One year we were off site and all I had to work with was 3 six-year-olds and a haggard full of rocks and machinery.  In the mess of agricultural detritus, I found a 5m length of baler-twine and tied a loop in each end.  The instructions were that there was an egg at each end of the rope.  So the kids had to cooperate – one to hold an end over the last egg, another to swing the string in an arc until pay-dirt was hit.  That year it was a wonderful brilliant sunny morning, a looping barn-dance “swing yer pardner by the hand” around the perimeter and through the middle and back to the kitchen for breakfast.
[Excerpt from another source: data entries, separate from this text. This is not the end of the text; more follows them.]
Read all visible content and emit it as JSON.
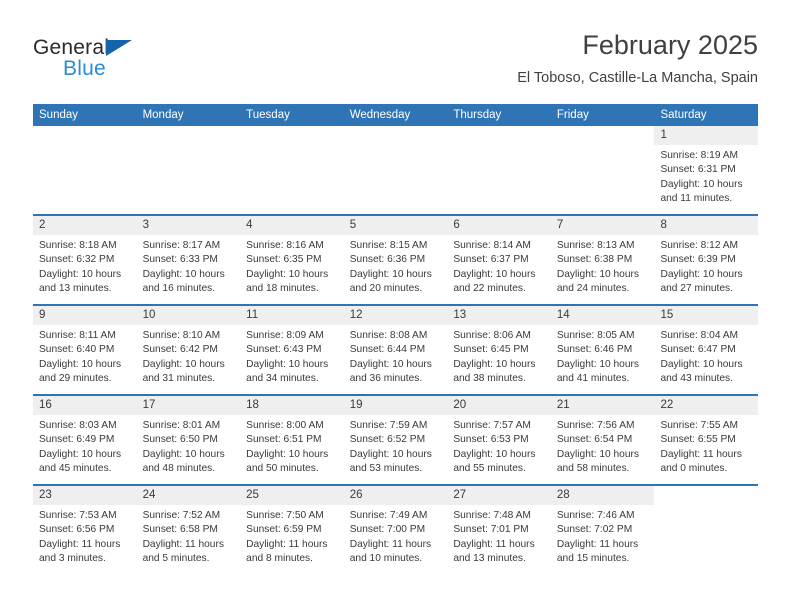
{
  "brand": {
    "name_top": "General",
    "name_bottom": "Blue",
    "accent_color": "#2b8bd6",
    "triangle_color": "#1464aa"
  },
  "header": {
    "title": "February 2025",
    "subtitle": "El Toboso, Castille-La Mancha, Spain"
  },
  "calendar": {
    "header_color": "#2f75b5",
    "daynum_band_color": "#efefef",
    "weekday_headers": [
      "Sunday",
      "Monday",
      "Tuesday",
      "Wednesday",
      "Thursday",
      "Friday",
      "Saturday"
    ],
    "weeks": [
      [
        {
          "day": "",
          "empty": true
        },
        {
          "day": "",
          "empty": true
        },
        {
          "day": "",
          "empty": true
        },
        {
          "day": "",
          "empty": true
        },
        {
          "day": "",
          "empty": true
        },
        {
          "day": "",
          "empty": true
        },
        {
          "day": "1",
          "sunrise": "Sunrise: 8:19 AM",
          "sunset": "Sunset: 6:31 PM",
          "daylight": "Daylight: 10 hours and 11 minutes."
        }
      ],
      [
        {
          "day": "2",
          "sunrise": "Sunrise: 8:18 AM",
          "sunset": "Sunset: 6:32 PM",
          "daylight": "Daylight: 10 hours and 13 minutes."
        },
        {
          "day": "3",
          "sunrise": "Sunrise: 8:17 AM",
          "sunset": "Sunset: 6:33 PM",
          "daylight": "Daylight: 10 hours and 16 minutes."
        },
        {
          "day": "4",
          "sunrise": "Sunrise: 8:16 AM",
          "sunset": "Sunset: 6:35 PM",
          "daylight": "Daylight: 10 hours and 18 minutes."
        },
        {
          "day": "5",
          "sunrise": "Sunrise: 8:15 AM",
          "sunset": "Sunset: 6:36 PM",
          "daylight": "Daylight: 10 hours and 20 minutes."
        },
        {
          "day": "6",
          "sunrise": "Sunrise: 8:14 AM",
          "sunset": "Sunset: 6:37 PM",
          "daylight": "Daylight: 10 hours and 22 minutes."
        },
        {
          "day": "7",
          "sunrise": "Sunrise: 8:13 AM",
          "sunset": "Sunset: 6:38 PM",
          "daylight": "Daylight: 10 hours and 24 minutes."
        },
        {
          "day": "8",
          "sunrise": "Sunrise: 8:12 AM",
          "sunset": "Sunset: 6:39 PM",
          "daylight": "Daylight: 10 hours and 27 minutes."
        }
      ],
      [
        {
          "day": "9",
          "sunrise": "Sunrise: 8:11 AM",
          "sunset": "Sunset: 6:40 PM",
          "daylight": "Daylight: 10 hours and 29 minutes."
        },
        {
          "day": "10",
          "sunrise": "Sunrise: 8:10 AM",
          "sunset": "Sunset: 6:42 PM",
          "daylight": "Daylight: 10 hours and 31 minutes."
        },
        {
          "day": "11",
          "sunrise": "Sunrise: 8:09 AM",
          "sunset": "Sunset: 6:43 PM",
          "daylight": "Daylight: 10 hours and 34 minutes."
        },
        {
          "day": "12",
          "sunrise": "Sunrise: 8:08 AM",
          "sunset": "Sunset: 6:44 PM",
          "daylight": "Daylight: 10 hours and 36 minutes."
        },
        {
          "day": "13",
          "sunrise": "Sunrise: 8:06 AM",
          "sunset": "Sunset: 6:45 PM",
          "daylight": "Daylight: 10 hours and 38 minutes."
        },
        {
          "day": "14",
          "sunrise": "Sunrise: 8:05 AM",
          "sunset": "Sunset: 6:46 PM",
          "daylight": "Daylight: 10 hours and 41 minutes."
        },
        {
          "day": "15",
          "sunrise": "Sunrise: 8:04 AM",
          "sunset": "Sunset: 6:47 PM",
          "daylight": "Daylight: 10 hours and 43 minutes."
        }
      ],
      [
        {
          "day": "16",
          "sunrise": "Sunrise: 8:03 AM",
          "sunset": "Sunset: 6:49 PM",
          "daylight": "Daylight: 10 hours and 45 minutes."
        },
        {
          "day": "17",
          "sunrise": "Sunrise: 8:01 AM",
          "sunset": "Sunset: 6:50 PM",
          "daylight": "Daylight: 10 hours and 48 minutes."
        },
        {
          "day": "18",
          "sunrise": "Sunrise: 8:00 AM",
          "sunset": "Sunset: 6:51 PM",
          "daylight": "Daylight: 10 hours and 50 minutes."
        },
        {
          "day": "19",
          "sunrise": "Sunrise: 7:59 AM",
          "sunset": "Sunset: 6:52 PM",
          "daylight": "Daylight: 10 hours and 53 minutes."
        },
        {
          "day": "20",
          "sunrise": "Sunrise: 7:57 AM",
          "sunset": "Sunset: 6:53 PM",
          "daylight": "Daylight: 10 hours and 55 minutes."
        },
        {
          "day": "21",
          "sunrise": "Sunrise: 7:56 AM",
          "sunset": "Sunset: 6:54 PM",
          "daylight": "Daylight: 10 hours and 58 minutes."
        },
        {
          "day": "22",
          "sunrise": "Sunrise: 7:55 AM",
          "sunset": "Sunset: 6:55 PM",
          "daylight": "Daylight: 11 hours and 0 minutes."
        }
      ],
      [
        {
          "day": "23",
          "sunrise": "Sunrise: 7:53 AM",
          "sunset": "Sunset: 6:56 PM",
          "daylight": "Daylight: 11 hours and 3 minutes."
        },
        {
          "day": "24",
          "sunrise": "Sunrise: 7:52 AM",
          "sunset": "Sunset: 6:58 PM",
          "daylight": "Daylight: 11 hours and 5 minutes."
        },
        {
          "day": "25",
          "sunrise": "Sunrise: 7:50 AM",
          "sunset": "Sunset: 6:59 PM",
          "daylight": "Daylight: 11 hours and 8 minutes."
        },
        {
          "day": "26",
          "sunrise": "Sunrise: 7:49 AM",
          "sunset": "Sunset: 7:00 PM",
          "daylight": "Daylight: 11 hours and 10 minutes."
        },
        {
          "day": "27",
          "sunrise": "Sunrise: 7:48 AM",
          "sunset": "Sunset: 7:01 PM",
          "daylight": "Daylight: 11 hours and 13 minutes."
        },
        {
          "day": "28",
          "sunrise": "Sunrise: 7:46 AM",
          "sunset": "Sunset: 7:02 PM",
          "daylight": "Daylight: 11 hours and 15 minutes."
        },
        {
          "day": "",
          "empty": true
        }
      ]
    ]
  }
}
Another year, we had a hunt which required pulling individual letters from the Encyclopaedia Britannica to spell out clues to locations outside.  When I finally gave up on overhead-projection acetates and started using powerpoint as teaching aid, I made a whole hunt using that medium and no words.  When we bought a farmlet with 7 hectares of fields and ditches and hedgerows, we could really get out for some exercise climbing trees and getting wet in the river.  When the Boy returned home with his francophone Swiss girlfriend, we had une chasse au trésor in franglais.  I based it one year on playing cards using the suit of hearts which forced a convenient 12 clue limit with a larger egg at the Ace.  Looking back on previous years, I am amazed at my presumption in putting the kids through such antics and regard a lot of the clues as an elaborate game of “Isn’t Uncle Bob Clever”.  But they have risen to the challenge year after year and learned something about how to reason, how to free-associate and how the rewards of not giving up are more than 15g of chocolate.
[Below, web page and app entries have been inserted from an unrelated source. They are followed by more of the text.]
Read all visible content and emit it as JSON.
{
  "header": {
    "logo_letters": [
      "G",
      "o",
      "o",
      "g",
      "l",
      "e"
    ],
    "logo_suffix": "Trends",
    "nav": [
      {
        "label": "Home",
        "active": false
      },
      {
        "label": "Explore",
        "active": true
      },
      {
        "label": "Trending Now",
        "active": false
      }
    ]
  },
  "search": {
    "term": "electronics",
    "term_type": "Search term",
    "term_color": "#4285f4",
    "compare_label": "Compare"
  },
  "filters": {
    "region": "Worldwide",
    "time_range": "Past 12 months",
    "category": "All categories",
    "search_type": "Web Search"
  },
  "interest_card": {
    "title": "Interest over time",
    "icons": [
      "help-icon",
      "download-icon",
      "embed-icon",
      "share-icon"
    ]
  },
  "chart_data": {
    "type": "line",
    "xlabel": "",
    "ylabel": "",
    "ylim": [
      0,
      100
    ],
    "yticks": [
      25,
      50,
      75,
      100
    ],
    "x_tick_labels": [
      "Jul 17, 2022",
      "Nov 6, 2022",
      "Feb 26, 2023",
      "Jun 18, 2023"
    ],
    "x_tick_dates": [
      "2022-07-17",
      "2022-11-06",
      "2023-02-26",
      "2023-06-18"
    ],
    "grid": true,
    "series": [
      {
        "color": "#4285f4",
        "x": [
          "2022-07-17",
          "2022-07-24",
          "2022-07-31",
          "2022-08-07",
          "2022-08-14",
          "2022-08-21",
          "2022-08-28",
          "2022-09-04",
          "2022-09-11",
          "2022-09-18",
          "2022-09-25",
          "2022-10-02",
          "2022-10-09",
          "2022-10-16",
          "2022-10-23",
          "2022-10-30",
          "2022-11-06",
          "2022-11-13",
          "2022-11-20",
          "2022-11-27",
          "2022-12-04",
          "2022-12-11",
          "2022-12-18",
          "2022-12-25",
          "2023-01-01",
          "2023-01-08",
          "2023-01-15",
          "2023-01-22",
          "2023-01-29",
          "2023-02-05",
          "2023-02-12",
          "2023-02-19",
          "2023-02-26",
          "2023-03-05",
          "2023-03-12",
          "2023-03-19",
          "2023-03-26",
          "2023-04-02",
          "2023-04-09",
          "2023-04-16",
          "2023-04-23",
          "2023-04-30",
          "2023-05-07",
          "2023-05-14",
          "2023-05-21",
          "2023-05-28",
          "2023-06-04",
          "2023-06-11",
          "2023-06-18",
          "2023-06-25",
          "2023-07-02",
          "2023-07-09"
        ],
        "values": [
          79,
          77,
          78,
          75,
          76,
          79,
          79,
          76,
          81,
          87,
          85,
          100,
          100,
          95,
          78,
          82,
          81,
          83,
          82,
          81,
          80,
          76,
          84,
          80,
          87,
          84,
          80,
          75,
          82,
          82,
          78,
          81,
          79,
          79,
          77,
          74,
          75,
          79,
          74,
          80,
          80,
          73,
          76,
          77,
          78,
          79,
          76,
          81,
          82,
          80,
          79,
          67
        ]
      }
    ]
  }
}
But now I’ve run out of steam, the youngest child is learning to drive, and it seemed sensible to modify tradition yet again to No Egg Hunt This Year (sorry).  Except that the Boy is home with his own small child and he’s taken the hunt-baton on and up the mountain behind the house.  So we’ll really have to work (boots, binoculars, compass, Kendal mintcake, maybe even crampons) for chocolate this year.  Looking forward, me: a rough 3 hr hike through the heather will seem like a holiday.

1 comment:

  1. what torture for a piece of choc! sounds terrific...mind you given the powdery white covering on leinster over the weekend the boys must have had their work cut out for them...our traditions are much less onerous of course, hidden around the half acre, in usual spots, hoping the dog don't escape before they've got around with the little baskets. This year was an anti climax however - they all spet in until after 12...the dog was deighted...the mother less so